I want to provide a bit of analysis here for this year’s OSMF board election results.
The election was ultimately uninteresting in terms of STV voting dynamics since the final results were the same as what they would have been based on first round results only. None the less i want to look at the second choices here.
In STV voters give a priority list of candidates. It essentially says: I want to vote for <position 1> on my list but in case that vote would be pointless for some reason i give my vote to <position 2> and so on. One of the most interesting thing to look at in the ballots is the second choices grouped by first choices. Below you have for example the 189 people who voted for Tobias on position 1 (27.7 percent) grouped by who they voted for at position 2. The most popular choices were Joost with 82 votes (43.3 percent) and Guillaume with 64 votes (33.8 percent). Same for the other candidates. Here are the numbers:
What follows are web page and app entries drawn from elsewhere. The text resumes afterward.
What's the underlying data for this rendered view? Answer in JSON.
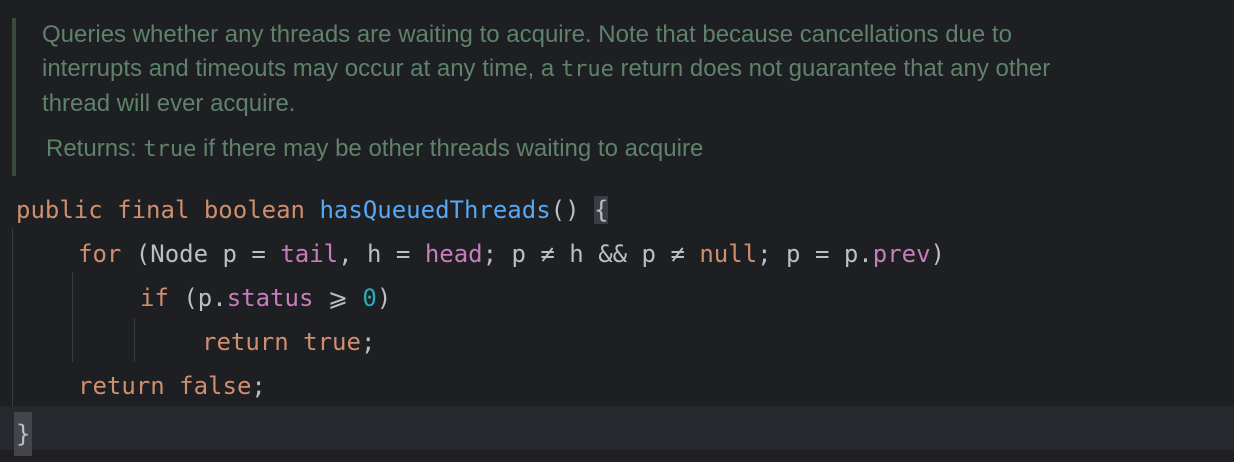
{
  "doc": {
    "line1": "Queries whether any threads are waiting to acquire. Note that because cancellations due to",
    "line2_pre": "interrupts and timeouts may occur at any time, a ",
    "line2_code": "true",
    "line2_post": " return does not guarantee that any other",
    "line3": "thread will ever acquire.",
    "returns_label": "Returns: ",
    "returns_code": "true",
    "returns_text": " if there may be other threads waiting to acquire"
  },
  "code": {
    "l1": {
      "kw1": "public",
      "kw2": "final",
      "kw3": "boolean",
      "fn": "hasQueuedThreads",
      "parens": "()",
      "brace": "{"
    },
    "l2": {
      "kw": "for",
      "t1": " (Node p = ",
      "f1": "tail",
      "t2": ", h = ",
      "f2": "head",
      "t3": "; p ≠ h && p ≠ ",
      "kw2": "null",
      "t4": "; p = p.",
      "f3": "prev",
      "t5": ")"
    },
    "l3": {
      "kw": "if",
      "t1": " (p.",
      "f1": "status",
      "t2": " ⩾ ",
      "num": "0",
      "t3": ")"
    },
    "l4": {
      "kw1": "return",
      "kw2": "true",
      "t": ";"
    },
    "l5": {
      "kw1": "return",
      "kw2": "false",
      "t": ";"
    },
    "l6": {
      "brace": "}"
    }
  }
}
Overall Joost was a popular second choice among voters across most of the spectrum which allowed him to ultimately maintain his lead on Miriam - even though she got a significant number of second choice votes in round 4 of the STV process when Geoffrey was eliminated.
Relatively speaking Miriam was also a popular second choice across voters of different candidates, in particular Geoffrey, Jo and Joost. Tobias was comparatively popular among voters for Joost, Guillaume and Nuno but not such a popular second choice overall.
If you sum the first and second choice votes (as a theoretical exercise) Joost is ahead of Tobias but they’d both still win.
If you look at it in terms of candidates who - relatively seen - form popular pairs (A-B), i.e. where candidate B is popular among voters of candidate A and candidate A is also popular among voters of candidate B the most popular pairs seem to be
Note this is relative numbers - in terms of absolute numbers the combination Tobias-Joost is obviously the most popular with a hundred votes overall having these two at position 1 and 2 in either order.
Comment from Peda on 16 December 2018 at 16:17
I also had a quick look at the numbers. Btw, do you happen to know what the first column and the last column in the ballots raw data are meant to mean?
If you’re looking at ballots that gave 7 options, Tobias and Nuno had the most mentions there. As the 6th option Tobias was mentioned 58 times and Nuno 68 times and as 7th option Tobias was mentioned 72 times and Nuno 73 times. The next most frequent one was Jo with 62 mentions with overall 331 ballots filling the list up with 7 candidates.
The most common duplicated ballots voted Tobias for position 1. E.g. 29 ballots with Tobias, Joost, Stereo; 11 with Tobias, Joost; 8 with Tobias, Stereo, Joost and further 8 with Tobias, Stereo. There also seem to be 19 empty ballots (I thought it had been less).
If you look at uniqueness of ballots (as Rory made some statements regarding the possibility to sell your vote): 398 ballots are unique! Of those 78 had Tobias as option 1, 77 Joost as option 1, 73 had Miriam option 1 and still 66 had Stereo as option 1. So no statistical conspicuity for sold voted :-)
Further there had been 14 ballots naming only a single candidate: 5 of which named Tobias, 3 named Joost and 3 named Geoffrey, 2 named Miriam and 1 named Stereo.
Comment from imagico on 16 December 2018 at 17:27
The raw data is relatively easy to interpret: All lines containing a vote start with 1 so you can just grep for ^1 to get the data lines. After the 1 follows the vote with the candidates represented as numbers. The first empty place on the ballot is marked with a 0.
It is clear that since Tobias got by far the most first priority votes most of the identical ballots were with him on position one. Of the 189 people who voted Tobias first as i mentioned 82 voted Joost second and of these as you say 11 had no third choice and 29 had Stereo on third and then empty. This seems a pretty natural distribution if you take into account the political similarities (i.e. that people who voted for Tobias first have a higher preference for some candidates than for others).
Regarding “So no statistical conspicuity for sold voted” - that is not something you can necessarily observe as an outsider. The technique Rory discussed would be along the lines of “You should vote for A first and for us to verify you actually did so please fill the rest of your ballot with the following random sequence” Since there are 6!=720 possibilities for this specific combination together with the desired first position candidate you would have a relatively high risk of no other voter incidentally voting the same combination. But only the person who actually assigned someone to vote this way would be able to detect if the instructed voter obeyed the instruction.
Similar things apply for the possibility of collective voting instructions. Such instructions would usually call for who to vote for on position one and maybe two but there is not that much gain in instructing people to a specific whole sequence. The distribution of pairs of first and second choice is - as i analyzed - pretty broad and while there are combinations more frequent than others (which is natural given similarity and dissimilarity in what candidates represent) there is no single one that stands out specifically.
If you’d think about how much effort it would have taken to change the election to a different outcome - the distance between Joost and Miriam in the end was about 45 votes. That is is about how much votes you would have needed to add or remove to change the result - assuming that this specific change (Miriam instead of Joost) is what you want to accomplish. All other potential goals would have been much more expensive to accomplish.